by Jim Harrison
Read by Emma Rye
An old man is a spindly junk pile.
He is so brittle he can fall
through himself top to bottom.
No mirror is needed to see the layers
of detritus, some years clogged with it.
The red bloody layer of auto deaths
of dad and sister. Deaths piled like cordwood
at the cabin, the body 190 pounds of ravaged
nerve ends from disease. The junk pile is without
sympathy for itself. A life is a life,
lived among birds and forests and fields.
It knew many dogs, a few bears and wolves.
Some women said they wanted to murder him

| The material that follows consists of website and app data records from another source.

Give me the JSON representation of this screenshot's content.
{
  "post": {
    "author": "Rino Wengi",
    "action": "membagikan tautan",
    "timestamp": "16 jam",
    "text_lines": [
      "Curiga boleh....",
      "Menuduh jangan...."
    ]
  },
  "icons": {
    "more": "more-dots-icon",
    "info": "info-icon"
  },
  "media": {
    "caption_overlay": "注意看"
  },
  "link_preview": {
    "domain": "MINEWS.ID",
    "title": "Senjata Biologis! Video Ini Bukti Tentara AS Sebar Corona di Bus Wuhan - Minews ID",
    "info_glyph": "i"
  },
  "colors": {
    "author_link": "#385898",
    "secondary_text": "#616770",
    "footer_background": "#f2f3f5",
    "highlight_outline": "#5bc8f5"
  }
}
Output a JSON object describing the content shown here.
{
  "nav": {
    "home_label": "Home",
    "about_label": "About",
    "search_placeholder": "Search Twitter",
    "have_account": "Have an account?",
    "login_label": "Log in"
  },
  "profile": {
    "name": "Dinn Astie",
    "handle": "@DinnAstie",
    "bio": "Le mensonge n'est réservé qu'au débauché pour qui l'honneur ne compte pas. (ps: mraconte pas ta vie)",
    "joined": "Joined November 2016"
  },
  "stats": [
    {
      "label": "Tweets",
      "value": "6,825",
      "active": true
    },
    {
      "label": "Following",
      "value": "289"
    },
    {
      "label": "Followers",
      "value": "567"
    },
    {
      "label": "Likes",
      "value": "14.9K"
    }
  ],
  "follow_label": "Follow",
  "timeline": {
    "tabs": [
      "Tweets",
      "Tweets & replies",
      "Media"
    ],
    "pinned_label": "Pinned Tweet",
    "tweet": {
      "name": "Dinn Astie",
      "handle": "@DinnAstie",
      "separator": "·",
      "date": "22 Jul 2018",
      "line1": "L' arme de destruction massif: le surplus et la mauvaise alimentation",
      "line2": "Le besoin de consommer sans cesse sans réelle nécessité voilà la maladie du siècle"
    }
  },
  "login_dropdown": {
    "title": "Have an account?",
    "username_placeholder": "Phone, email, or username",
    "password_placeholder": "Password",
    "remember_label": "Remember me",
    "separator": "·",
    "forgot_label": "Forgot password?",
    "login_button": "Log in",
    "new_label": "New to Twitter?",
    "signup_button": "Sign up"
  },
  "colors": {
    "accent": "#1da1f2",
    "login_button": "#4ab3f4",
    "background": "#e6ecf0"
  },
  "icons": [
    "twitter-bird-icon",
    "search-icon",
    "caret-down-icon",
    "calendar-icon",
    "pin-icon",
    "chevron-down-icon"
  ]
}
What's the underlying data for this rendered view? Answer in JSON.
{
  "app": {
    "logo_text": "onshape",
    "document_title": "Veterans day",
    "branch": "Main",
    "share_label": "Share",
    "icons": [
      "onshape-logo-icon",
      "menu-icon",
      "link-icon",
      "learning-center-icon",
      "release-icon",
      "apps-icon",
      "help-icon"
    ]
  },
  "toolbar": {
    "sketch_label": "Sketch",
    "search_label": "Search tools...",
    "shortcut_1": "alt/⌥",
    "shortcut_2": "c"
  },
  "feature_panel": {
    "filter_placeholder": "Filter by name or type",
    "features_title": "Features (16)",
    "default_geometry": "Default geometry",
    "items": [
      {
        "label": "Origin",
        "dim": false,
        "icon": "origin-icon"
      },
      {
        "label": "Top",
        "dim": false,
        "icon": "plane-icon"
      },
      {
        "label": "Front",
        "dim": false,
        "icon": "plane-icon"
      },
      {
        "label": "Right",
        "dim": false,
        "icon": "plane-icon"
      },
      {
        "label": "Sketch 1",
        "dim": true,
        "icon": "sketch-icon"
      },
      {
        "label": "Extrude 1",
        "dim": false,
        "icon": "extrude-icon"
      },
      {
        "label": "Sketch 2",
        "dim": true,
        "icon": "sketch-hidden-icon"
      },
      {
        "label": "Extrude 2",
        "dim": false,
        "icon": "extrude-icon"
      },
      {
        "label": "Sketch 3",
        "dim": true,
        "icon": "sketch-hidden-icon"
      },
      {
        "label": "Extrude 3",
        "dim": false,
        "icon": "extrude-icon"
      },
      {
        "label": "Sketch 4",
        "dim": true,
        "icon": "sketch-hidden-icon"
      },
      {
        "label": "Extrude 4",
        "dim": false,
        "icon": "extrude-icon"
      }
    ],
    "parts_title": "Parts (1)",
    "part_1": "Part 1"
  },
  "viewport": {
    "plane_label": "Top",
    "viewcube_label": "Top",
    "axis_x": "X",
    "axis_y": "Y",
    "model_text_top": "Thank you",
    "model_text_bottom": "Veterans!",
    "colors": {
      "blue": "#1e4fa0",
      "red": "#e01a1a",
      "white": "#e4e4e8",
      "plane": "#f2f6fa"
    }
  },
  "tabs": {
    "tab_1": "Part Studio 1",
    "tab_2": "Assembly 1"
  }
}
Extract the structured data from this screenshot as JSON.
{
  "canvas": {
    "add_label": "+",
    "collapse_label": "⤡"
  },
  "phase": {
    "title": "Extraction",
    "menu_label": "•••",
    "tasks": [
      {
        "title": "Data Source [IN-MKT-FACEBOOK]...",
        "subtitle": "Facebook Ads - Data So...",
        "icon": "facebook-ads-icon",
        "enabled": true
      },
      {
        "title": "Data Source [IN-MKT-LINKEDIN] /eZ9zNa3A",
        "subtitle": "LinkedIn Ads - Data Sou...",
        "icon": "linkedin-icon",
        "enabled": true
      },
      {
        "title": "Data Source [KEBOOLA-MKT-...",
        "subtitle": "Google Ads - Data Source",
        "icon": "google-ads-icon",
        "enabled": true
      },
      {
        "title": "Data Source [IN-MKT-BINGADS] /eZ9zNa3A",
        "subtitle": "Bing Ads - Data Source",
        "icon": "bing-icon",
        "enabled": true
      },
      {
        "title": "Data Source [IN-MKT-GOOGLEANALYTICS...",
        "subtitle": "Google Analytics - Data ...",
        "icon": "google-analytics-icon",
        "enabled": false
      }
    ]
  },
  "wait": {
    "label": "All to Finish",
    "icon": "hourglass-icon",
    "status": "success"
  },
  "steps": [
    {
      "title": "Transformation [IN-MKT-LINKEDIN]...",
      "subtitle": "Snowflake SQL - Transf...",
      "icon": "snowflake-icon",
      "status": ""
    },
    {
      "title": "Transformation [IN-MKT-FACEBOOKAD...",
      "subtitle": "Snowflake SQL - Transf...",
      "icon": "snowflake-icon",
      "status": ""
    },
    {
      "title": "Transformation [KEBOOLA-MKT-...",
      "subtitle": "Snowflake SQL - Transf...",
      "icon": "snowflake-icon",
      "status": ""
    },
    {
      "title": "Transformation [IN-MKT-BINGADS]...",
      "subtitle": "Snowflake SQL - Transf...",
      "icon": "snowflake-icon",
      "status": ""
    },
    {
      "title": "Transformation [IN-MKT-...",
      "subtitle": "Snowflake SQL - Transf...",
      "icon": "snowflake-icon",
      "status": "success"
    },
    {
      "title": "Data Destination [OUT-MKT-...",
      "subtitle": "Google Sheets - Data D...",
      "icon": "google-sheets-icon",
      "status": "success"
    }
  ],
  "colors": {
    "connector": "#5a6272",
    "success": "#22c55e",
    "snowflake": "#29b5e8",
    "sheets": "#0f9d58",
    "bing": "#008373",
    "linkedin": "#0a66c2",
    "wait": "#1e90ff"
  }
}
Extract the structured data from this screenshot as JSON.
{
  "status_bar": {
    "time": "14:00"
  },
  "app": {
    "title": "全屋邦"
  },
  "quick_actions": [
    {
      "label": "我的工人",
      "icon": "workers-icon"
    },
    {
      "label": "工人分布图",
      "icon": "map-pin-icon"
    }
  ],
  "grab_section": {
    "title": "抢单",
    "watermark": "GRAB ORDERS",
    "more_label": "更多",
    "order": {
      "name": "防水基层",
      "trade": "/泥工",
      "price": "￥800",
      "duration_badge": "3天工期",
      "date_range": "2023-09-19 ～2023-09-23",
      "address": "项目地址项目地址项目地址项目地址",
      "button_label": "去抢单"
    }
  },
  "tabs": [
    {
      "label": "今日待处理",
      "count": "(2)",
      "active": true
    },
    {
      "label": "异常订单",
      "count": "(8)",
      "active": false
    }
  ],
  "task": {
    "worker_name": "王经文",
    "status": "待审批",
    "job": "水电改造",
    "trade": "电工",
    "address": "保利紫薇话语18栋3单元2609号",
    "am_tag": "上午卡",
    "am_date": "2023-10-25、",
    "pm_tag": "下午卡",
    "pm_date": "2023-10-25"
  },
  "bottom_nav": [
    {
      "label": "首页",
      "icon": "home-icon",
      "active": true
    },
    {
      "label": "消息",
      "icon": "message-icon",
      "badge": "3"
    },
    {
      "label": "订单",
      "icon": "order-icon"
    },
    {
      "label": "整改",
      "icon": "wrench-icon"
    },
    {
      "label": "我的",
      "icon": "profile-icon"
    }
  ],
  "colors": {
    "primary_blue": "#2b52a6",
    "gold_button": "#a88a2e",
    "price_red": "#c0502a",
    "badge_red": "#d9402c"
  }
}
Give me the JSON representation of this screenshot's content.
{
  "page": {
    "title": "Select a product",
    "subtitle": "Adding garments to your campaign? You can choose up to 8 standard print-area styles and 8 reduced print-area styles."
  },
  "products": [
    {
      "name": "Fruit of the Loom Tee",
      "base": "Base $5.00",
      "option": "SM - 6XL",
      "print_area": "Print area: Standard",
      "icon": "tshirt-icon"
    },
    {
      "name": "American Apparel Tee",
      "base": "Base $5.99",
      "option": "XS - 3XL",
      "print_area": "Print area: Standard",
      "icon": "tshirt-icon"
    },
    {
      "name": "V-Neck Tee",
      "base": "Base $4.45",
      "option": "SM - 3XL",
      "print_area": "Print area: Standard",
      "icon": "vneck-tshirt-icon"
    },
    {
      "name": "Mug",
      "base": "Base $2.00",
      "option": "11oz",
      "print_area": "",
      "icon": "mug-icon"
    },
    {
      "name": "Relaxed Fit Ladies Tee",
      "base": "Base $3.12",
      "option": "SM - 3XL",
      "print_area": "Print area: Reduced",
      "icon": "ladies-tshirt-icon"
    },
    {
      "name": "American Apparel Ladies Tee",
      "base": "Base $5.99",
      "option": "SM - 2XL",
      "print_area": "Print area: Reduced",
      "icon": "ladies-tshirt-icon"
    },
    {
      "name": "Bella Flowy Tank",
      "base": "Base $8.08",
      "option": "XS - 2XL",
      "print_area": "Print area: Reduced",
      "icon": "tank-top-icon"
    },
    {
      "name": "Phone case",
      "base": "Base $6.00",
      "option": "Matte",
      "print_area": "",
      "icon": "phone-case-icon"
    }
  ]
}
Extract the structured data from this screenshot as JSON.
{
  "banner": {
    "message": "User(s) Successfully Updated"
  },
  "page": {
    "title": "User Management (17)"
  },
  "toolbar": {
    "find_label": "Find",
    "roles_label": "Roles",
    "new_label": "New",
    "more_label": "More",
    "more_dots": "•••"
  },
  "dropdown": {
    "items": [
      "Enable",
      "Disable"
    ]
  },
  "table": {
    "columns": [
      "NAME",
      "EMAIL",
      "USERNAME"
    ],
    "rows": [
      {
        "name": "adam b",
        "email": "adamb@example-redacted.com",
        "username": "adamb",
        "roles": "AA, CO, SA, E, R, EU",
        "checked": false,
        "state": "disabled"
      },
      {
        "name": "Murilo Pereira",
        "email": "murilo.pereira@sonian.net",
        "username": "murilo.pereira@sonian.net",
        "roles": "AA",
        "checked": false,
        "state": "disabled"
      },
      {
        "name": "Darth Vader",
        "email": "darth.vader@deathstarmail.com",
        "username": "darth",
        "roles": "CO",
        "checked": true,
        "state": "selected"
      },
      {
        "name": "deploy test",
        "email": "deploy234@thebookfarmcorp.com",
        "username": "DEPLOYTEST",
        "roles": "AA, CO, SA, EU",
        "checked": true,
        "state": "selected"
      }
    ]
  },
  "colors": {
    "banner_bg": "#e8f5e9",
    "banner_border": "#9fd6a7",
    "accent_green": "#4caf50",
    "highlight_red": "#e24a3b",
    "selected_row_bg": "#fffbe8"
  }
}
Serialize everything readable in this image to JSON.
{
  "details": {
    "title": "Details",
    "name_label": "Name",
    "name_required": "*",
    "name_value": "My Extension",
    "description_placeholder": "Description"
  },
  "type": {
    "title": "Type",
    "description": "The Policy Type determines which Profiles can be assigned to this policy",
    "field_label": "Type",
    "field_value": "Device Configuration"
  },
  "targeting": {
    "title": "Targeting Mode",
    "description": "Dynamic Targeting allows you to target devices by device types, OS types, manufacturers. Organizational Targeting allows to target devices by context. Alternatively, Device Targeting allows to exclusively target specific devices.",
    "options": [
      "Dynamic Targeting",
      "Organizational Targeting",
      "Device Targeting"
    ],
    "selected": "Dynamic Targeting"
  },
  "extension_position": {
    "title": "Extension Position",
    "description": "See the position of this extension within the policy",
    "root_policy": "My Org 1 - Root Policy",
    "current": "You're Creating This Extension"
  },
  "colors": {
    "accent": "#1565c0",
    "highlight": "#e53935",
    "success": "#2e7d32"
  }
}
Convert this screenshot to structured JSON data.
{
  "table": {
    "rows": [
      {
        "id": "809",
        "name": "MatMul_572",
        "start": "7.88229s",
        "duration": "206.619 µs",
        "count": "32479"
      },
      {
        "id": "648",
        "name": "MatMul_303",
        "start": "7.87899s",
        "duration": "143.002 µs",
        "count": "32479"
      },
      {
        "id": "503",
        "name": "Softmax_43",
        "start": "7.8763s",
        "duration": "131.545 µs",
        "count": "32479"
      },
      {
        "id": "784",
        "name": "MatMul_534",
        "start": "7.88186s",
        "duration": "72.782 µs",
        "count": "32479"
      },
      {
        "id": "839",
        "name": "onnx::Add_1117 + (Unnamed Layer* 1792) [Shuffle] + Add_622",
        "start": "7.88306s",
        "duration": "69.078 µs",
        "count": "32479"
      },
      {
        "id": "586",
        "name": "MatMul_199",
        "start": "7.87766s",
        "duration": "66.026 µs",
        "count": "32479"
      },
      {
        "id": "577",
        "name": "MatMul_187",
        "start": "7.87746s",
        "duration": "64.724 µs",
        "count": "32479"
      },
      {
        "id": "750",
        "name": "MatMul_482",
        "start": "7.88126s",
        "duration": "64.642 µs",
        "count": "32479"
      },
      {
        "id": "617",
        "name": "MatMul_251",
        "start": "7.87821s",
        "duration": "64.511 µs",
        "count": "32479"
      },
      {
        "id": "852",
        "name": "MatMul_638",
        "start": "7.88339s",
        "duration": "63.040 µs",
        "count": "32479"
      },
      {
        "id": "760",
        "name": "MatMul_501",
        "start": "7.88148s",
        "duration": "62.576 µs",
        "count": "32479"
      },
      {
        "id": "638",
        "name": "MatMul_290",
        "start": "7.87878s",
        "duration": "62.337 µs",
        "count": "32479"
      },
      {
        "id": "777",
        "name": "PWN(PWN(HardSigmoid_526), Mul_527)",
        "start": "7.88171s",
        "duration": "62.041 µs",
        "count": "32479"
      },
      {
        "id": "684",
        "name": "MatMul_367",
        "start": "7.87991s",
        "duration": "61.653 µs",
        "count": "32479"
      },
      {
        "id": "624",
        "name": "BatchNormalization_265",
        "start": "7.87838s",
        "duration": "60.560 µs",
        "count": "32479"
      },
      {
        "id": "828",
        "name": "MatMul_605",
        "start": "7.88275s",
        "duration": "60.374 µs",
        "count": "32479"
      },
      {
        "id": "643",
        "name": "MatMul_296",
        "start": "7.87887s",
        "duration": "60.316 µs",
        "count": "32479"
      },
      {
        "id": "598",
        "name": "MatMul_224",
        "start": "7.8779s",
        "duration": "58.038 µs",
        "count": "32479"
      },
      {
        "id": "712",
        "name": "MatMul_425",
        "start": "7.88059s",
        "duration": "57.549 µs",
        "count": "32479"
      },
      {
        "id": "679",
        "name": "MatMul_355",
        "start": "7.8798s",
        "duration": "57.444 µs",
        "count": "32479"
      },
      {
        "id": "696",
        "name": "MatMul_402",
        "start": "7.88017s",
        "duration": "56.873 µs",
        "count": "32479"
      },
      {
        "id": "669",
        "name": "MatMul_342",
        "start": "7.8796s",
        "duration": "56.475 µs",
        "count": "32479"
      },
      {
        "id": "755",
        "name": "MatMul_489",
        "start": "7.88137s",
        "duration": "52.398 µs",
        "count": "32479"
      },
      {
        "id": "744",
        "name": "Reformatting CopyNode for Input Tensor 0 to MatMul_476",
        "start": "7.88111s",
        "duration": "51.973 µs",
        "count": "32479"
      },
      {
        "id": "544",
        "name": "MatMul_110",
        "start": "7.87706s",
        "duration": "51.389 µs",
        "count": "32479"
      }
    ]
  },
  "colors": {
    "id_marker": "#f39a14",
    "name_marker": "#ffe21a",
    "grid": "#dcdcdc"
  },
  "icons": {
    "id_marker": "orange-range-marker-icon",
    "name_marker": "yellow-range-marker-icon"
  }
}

but what is there worth murdering?
The body, of course, the criminal body
doing this and that. Some will look
for miraculous gold nuggets in the junk
and find a piece of fool’s gold in the empty
cans of menudo, a Mexican tripe stew.